German banking authorities will require the country’s banks to set aside more provisions from July to cover risks stemming from a pumped up domestic property market and slowing economy, the country’s financial authorities said on Monday.
The Financial Stability Board – compromised of officials from the BaFin supervisor, the Finance Ministry, and the Bundesbank national central bank – said German banks combined need to set aside 5.3 billion euros ($5.9 billion) more in core capital.
Felix Hufeld, president of Germany’s BaFin banking watchdog, said banks will have a 12-month time frame to implement the countercyclical capital buffer, starting from July 1.
The step is meant as a precaution as regulators see “no concrete signs of acute risks for financial stability” in Germany, Deputy Finance Minister Joerg Kukies told a news conference in Berlin.
The financial authorities are responding to recent growth in lending in Germany that has outstripped the pace of expansion in the economy as a whole.
The provisions are aimed at preventing banks from sharply reining in their lending during a downturn, and thereby aggravating it. The Finance Ministry said Germany’s banks should be able to meet the requirements “predominantly from existing surplus capital”.
Critics see the move as Germany responding too late as the economy narrowly escaped recession last year and is growing only slowly this year – its 10th consecutive year of expansion.
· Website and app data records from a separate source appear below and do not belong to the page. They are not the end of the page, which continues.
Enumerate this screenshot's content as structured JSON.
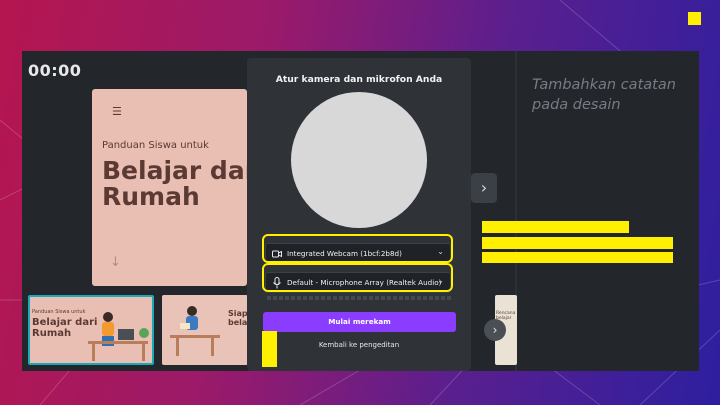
{
  "editor": {
    "timer": "00:00",
    "notes_placeholder": "Tambahkan catatan pada desain",
    "next_icon": "chevron-right-icon"
  },
  "slide": {
    "subtitle": "Panduan Siswa untuk",
    "title_line1": "Belajar dari",
    "title_line2": "Rumah",
    "menu_icon": "hamburger-icon",
    "arrow_icon": "arrow-down-icon",
    "background": "#e9bfb3",
    "text_color": "#5b3a33"
  },
  "thumbnails": {
    "items": [
      {
        "subtitle": "Panduan Siswa untuk",
        "title_line1": "Belajar dari",
        "title_line2": "Rumah",
        "selected": true
      },
      {
        "partial_line1": "Siapka",
        "partial_line2": "belaja"
      },
      {
        "partial_line1": "Rencana",
        "partial_line2": "belajar"
      }
    ],
    "nav_icon": "chevron-right-icon"
  },
  "setup": {
    "title": "Atur kamera dan mikrofon Anda",
    "camera_label": "Integrated Webcam (1bcf:2b8d)",
    "camera_icon": "camera-icon",
    "microphone_label": "Default - Microphone Array (Realtek Audio)",
    "microphone_icon": "microphone-icon",
    "record_button": "Mulai merekam",
    "back_link": "Kembali ke pengeditan"
  },
  "colors": {
    "accent_purple": "#8b3dff",
    "highlight_yellow": "#ffef00",
    "selection_teal": "#1aa9b9"
  }
}
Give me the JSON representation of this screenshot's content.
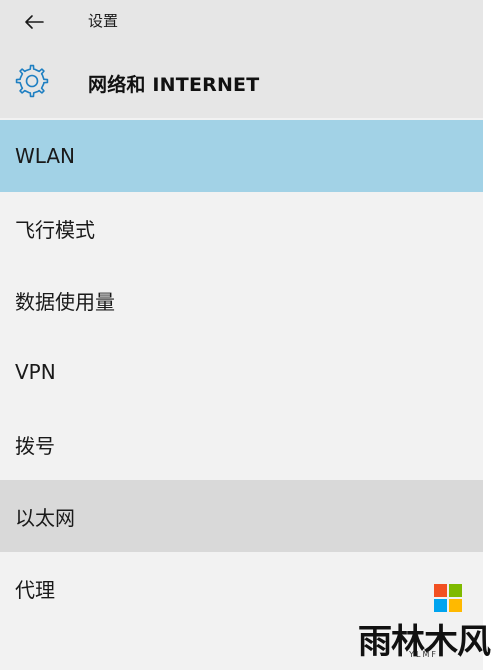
{
  "header": {
    "back_icon": "arrow-left-icon",
    "app_title": "设置",
    "section_icon": "gear-icon",
    "section_title": "网络和 INTERNET"
  },
  "nav": {
    "items": [
      {
        "label": "WLAN",
        "state": "selected"
      },
      {
        "label": "飞行模式",
        "state": "normal"
      },
      {
        "label": "数据使用量",
        "state": "normal"
      },
      {
        "label": "VPN",
        "state": "normal"
      },
      {
        "label": "拨号",
        "state": "normal"
      },
      {
        "label": "以太网",
        "state": "hover"
      },
      {
        "label": "代理",
        "state": "normal"
      }
    ]
  },
  "watermark": {
    "text": "雨林木风",
    "subtext": "YLMF",
    "logo_icon": "windows-logo-icon"
  },
  "colors": {
    "panel_bg": "#f2f2f2",
    "header_bg": "#e6e6e6",
    "selected_bg": "#a2d2e6",
    "hover_bg": "#d9d9d9",
    "accent": "#1e7fc2",
    "logo_red": "#f25022",
    "logo_green": "#7fba00",
    "logo_blue": "#00a4ef",
    "logo_yellow": "#ffb900"
  }
}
Banks, facing a low interest rate environment that makes it harder for them to make a profit, nonetheless criticized the initiative.
“Today’s decision by the Financial Stability Board to activate the countercyclical capital buffer within one year comes at an inopportune time and is met with incomprehension in the German banking industry,” the Deutsche Kreditwirtschaft (DK) industry group said in a statement.
Bundesbank Vice President Claudia Buch, however, pointed to several potential risks, including a hard ‘no deal’ Brexit, overheating of the real estate market and overvalued collateral.
The DK industry group noted that German banks had passed stress tests that simulated an unexpected economic slump together with rising loan defaults.
“Serious risks to financial stability are currently not to be found,” said the DK, which groups Germany’s banking associations.
“In addition, German banks have increased their capital resources following the financial crisis as a result of the stricter regulations and are significantly more stable than before,” the DK added.